, Caracas, Venezuela, Sep 4 – Most of 30 or so protesters arrested in a rally against President Nicolas Maduro have now been freed, authorities said, after mass demonstrations over Venezuela’s food shortages.
“They have been set free,” Alfredo Romero of the NGO Venezuelan Justice Forum said on Twitter. The exception was apparently a journalist, Braulio Jatar, who released video of protests on social media, Romero said.
The dramatic incidents erupted Friday in the resort city of Porlamar on Venezuela’s Margarita island in the Caribbean state of Nueva Esparta.
The embattled Maduro — whose state-led leftist government is fighting crippling shortages of everything from hard currency to food and toilet paper, had gone to make a speech at the opening of some remodeled public housing.
However, it appeared, based on social media images and reports, that Maduro found himself surrounded by an angry crowd, which followed him closely, banging pots in the street and insulting him.
There were reports of a crack down on the protesters by authorities.
“We are receiving reports of police abuse and unauthorized break-ins from Villa Rosa,” another NGO, Provea, said on Twitter, referring to a neighbourhood in Porlamar.
Communication and Information Minister Luis Marcano wrote on Twitter that the pot-banging “reflects what remains of the right (wing)”, and accused local media of exaggerating the protest.
– Recall a must: Maduro foes –
Opposition leaders criticized the arrests.
“Neither Maduro, bodyguards, nor the Casa Militar (security agency) nor the ministry can avoid the sound of pot-banging in a town that wants a recall election,” tweeted Henrique Capriles, a former opposition presidential candidate.
On Thursday, Maduro’s opponents claimed to have mobilized a million demonstrators in Caracas in the biggest rally in decades and vowed to hold weekly protests to demand a referendum on his ouster.
The government estimated 30,000 people attended.
The rallies come at a highly volatile time for Venezuela, where a plunge in prices for oil exports has led to shortages, violent crime and outbreaks of looting.

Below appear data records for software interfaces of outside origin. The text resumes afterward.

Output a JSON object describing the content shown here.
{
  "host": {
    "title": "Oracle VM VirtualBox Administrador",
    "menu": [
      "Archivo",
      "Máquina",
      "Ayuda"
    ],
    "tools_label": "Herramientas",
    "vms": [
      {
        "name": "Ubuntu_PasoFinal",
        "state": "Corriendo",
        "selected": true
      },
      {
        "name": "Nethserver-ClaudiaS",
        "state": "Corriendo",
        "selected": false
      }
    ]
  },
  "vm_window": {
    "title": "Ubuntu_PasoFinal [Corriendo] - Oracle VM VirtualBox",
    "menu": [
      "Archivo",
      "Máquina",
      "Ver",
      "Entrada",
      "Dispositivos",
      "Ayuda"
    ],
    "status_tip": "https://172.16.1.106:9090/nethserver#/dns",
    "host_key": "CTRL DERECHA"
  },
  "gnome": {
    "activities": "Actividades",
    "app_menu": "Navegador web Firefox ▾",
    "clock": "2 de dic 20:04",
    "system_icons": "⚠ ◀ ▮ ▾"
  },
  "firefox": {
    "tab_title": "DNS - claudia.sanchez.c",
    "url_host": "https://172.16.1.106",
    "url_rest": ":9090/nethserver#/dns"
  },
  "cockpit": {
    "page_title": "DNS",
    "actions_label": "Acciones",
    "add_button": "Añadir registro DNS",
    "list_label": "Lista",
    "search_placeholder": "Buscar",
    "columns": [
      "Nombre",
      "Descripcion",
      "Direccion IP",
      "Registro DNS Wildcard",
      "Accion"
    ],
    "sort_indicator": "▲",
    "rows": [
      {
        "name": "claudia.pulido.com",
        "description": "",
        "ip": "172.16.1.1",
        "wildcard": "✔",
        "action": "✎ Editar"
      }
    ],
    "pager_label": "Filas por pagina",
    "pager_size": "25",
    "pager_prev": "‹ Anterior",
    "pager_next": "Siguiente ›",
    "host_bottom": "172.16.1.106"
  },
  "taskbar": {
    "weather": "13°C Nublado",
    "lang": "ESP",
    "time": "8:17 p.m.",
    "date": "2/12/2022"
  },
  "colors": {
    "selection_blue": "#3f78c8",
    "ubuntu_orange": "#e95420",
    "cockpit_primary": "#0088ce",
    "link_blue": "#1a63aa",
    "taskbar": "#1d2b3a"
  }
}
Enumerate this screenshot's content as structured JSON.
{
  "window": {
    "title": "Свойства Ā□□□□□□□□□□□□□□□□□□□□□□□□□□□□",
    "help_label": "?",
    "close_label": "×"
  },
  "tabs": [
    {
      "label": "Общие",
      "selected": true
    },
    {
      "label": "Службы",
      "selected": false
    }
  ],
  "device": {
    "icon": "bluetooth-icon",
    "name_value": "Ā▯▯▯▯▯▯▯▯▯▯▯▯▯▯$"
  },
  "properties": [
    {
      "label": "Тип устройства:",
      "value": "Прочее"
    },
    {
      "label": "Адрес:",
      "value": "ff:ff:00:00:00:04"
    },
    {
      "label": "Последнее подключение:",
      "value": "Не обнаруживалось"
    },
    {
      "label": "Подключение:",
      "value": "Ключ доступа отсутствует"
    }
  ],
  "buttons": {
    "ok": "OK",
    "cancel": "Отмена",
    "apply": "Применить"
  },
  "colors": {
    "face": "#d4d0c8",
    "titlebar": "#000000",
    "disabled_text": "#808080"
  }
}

Maduro blames the crisis on the collapse of oil prices and an “economic war” by businesses backed by US “imperialism”.
Analysts have warned of a repeat of the deadly 2014 clashes that left numerous opposition leaders in prison.
Venezuela on Saturday named publicly 18 military commanders to oversee the production and distribution of food and basic goods in an effort to alleviate severe shortages affecting the country.
Defense Minister Vladimir Padrino Lopez selected the military personnel for the “Great Mission of Sovereign Supply and Security”, appointments formalized in the state newspaper.
– President in cross-hairs –
The country’s opposition seeks to unseat the leftist president with a referendum, staging this past week a mass demonstration in favor of holding a recall vote.
Despite sitting atop the world’s largest proven oil reserves, Venezuelans line up at dawn or even overnight outside the nation’s supermarkets, guarded by heavily armed police to battle the growing problem of looting.
Many people resort to purchasing scarce products from “bachaqueros” — black-market sellers who buy subsidized products and sell them at a mark-up.
The government launched in July a new plan against the shortages, putting the military in control of food distribution, the country’s key ports, and of companies and factories.